Rachel Louise Carson was born on May 27, 1907 in Springdale, Pennsylvania – in the lower Allegheny Valley, where her mother took her on excursions into the countryside. As a young girl, she explored the woods and streams, learned the names of birds, insects and flowers, and wrote stories about her experiences. She went on to study science and continued to write highly successful books about the natural world for the rest of her life.
The spring of 1958 marked a turning point in Rachel Carson’s writing and entire life. Her friend, Olga Owens Huckins, wrote to her about the birds dying in her sanctuary. It had been bombarded with the aerial spraying of DDT, not uncommon in an era of “better living through chemicals.” The bomb had been dropped in Japan and atmospheric testing of atomic and hydrogen bombs became an unremarkable commonplace. “Dominion over nature” began in the back yard and on the home front. The chemicals in the water, soil and air and the fruit on the table became synonymous with progress. We were to believe that the fruit would not be there if not for the chemicals.

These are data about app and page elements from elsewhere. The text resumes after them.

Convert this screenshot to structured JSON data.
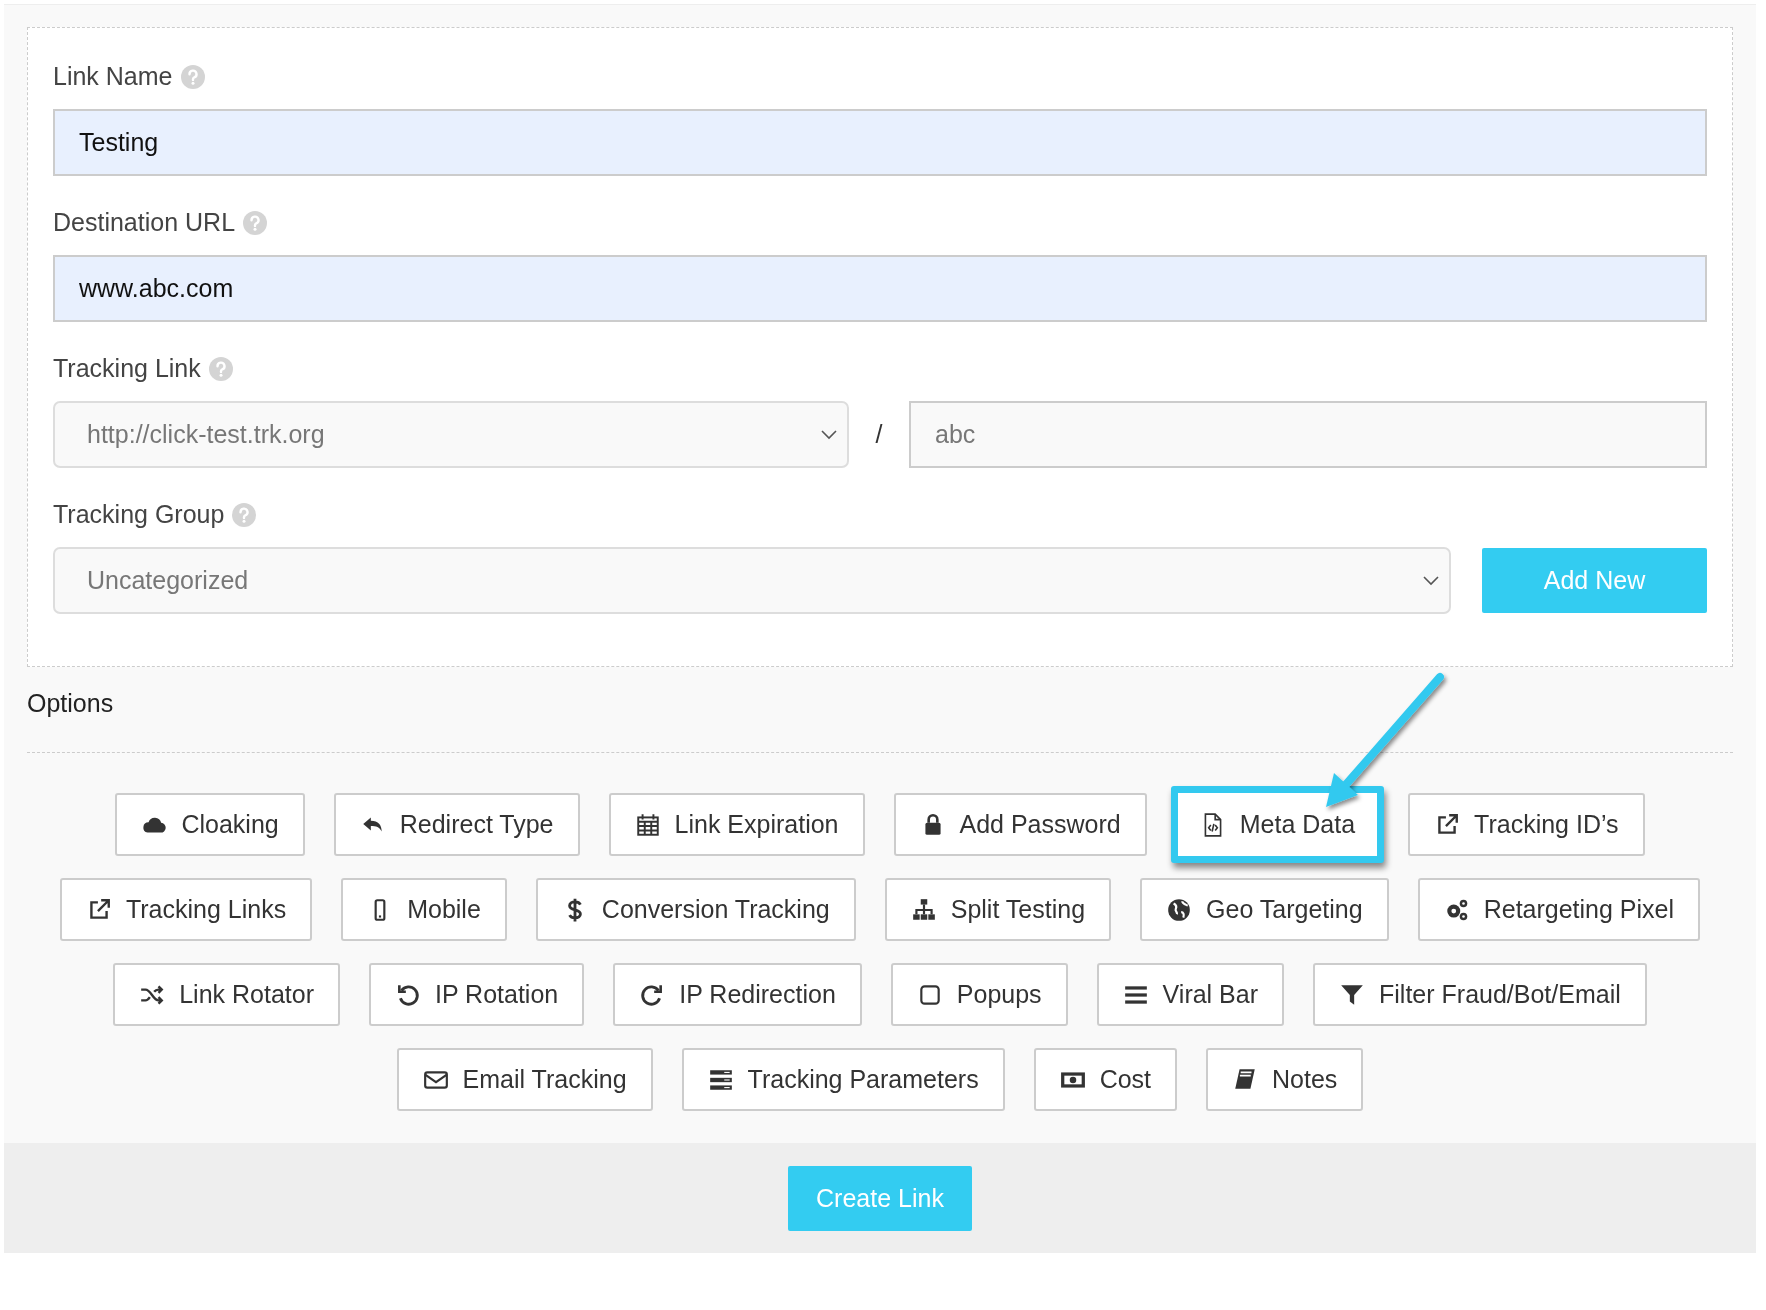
{
  "form": {
    "fields": [
      {
        "kind": "text",
        "label": "Link Name",
        "value": "Testing"
      },
      {
        "kind": "text",
        "label": "Destination URL",
        "value": "www.abc.com"
      },
      {
        "kind": "link",
        "label": "Tracking Link",
        "domain": "http://click-test.trk.org",
        "separator": "/",
        "slug": "abc"
      },
      {
        "kind": "group",
        "label": "Tracking Group",
        "value": "Uncategorized",
        "button": "Add New"
      }
    ]
  },
  "options": {
    "title": "Options",
    "items": [
      {
        "label": "Cloaking",
        "highlighted": false
      },
      {
        "label": "Redirect Type",
        "highlighted": false
      },
      {
        "label": "Link Expiration",
        "highlighted": false
      },
      {
        "label": "Add Password",
        "highlighted": false
      },
      {
        "label": "Meta Data",
        "highlighted": true
      },
      {
        "label": "Tracking ID’s",
        "highlighted": false
      },
      {
        "label": "Tracking Links",
        "highlighted": false
      },
      {
        "label": "Mobile",
        "highlighted": false
      },
      {
        "label": "Conversion Tracking",
        "highlighted": false
      },
      {
        "label": "Split Testing",
        "highlighted": false
      },
      {
        "label": "Geo Targeting",
        "highlighted": false
      },
      {
        "label": "Retargeting Pixel",
        "highlighted": false
      },
      {
        "label": "Link Rotator",
        "highlighted": false
      },
      {
        "label": "IP Rotation",
        "highlighted": false
      },
      {
        "label": "IP Redirection",
        "highlighted": false
      },
      {
        "label": "Popups",
        "highlighted": false
      },
      {
        "label": "Viral Bar",
        "highlighted": false
      },
      {
        "label": "Filter Fraud/Bot/Email",
        "highlighted": false
      },
      {
        "label": "Email Tracking",
        "highlighted": false
      },
      {
        "label": "Tracking Parameters",
        "highlighted": false
      },
      {
        "label": "Cost",
        "highlighted": false
      },
      {
        "label": "Notes",
        "highlighted": false
      }
    ]
  },
  "footer": {
    "button": "Create Link"
  }
}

Rachel Carson had always been a conservationist, and she immediately embarked on a meticulous research project on the effects of DDT. And in doing so, she uncovered a labyrinth of horrors of pesticide poisoning more deadly than she had imagined. After this discovery, as biographer Mark Hamilton Lytle wrote, Carson "quite self-consciously decided to write a book calling into question the paradigm of scientific progress that defined postwar American culture." That book was called Silent Spring.
The Monsanto Chemical Company immediately published a parody of Silent Spring.
She was called “a nature fanatic.”
She was called “a communist bent on destroying the world’s food supply.”
She was called “an eccentric spinster who knows nothing about the welfare of future generations.”
Company “scientific experts” and politicians whose wealth and livelihoods depended upon the everlasting honeymoon between science and industry denounced the book. Many had never read it.
Rachel Carson went on to write other books, adopt her nephew when his mother died, and give interviews although she was dying of breast cancer. She died in April of 1964, her close friend, Dorothy Freeman, at her side.
Take your child out on a still October night when there is little wind and find a quiet place away from traffic noises. Then stand very still and listen, projecting your consciousness up into the dark arch of the sky above you. Presently your ears will detect tiny wisps of sound…they are the voices of bird migrants, apparently keeping in touch by their calls with others of their kind scattered through the sky.
-Rachel Carson, Sense of Wonder
Since the publication of Silent Spring, there have been well known “silent springs” and many not so publicized.
The sedge is wither’d from the lake
And no birds sing.
-- John Keats
along the Rhine River…
and in the garden and at the table, I hear Rachel’s voice.
Earth Day 1995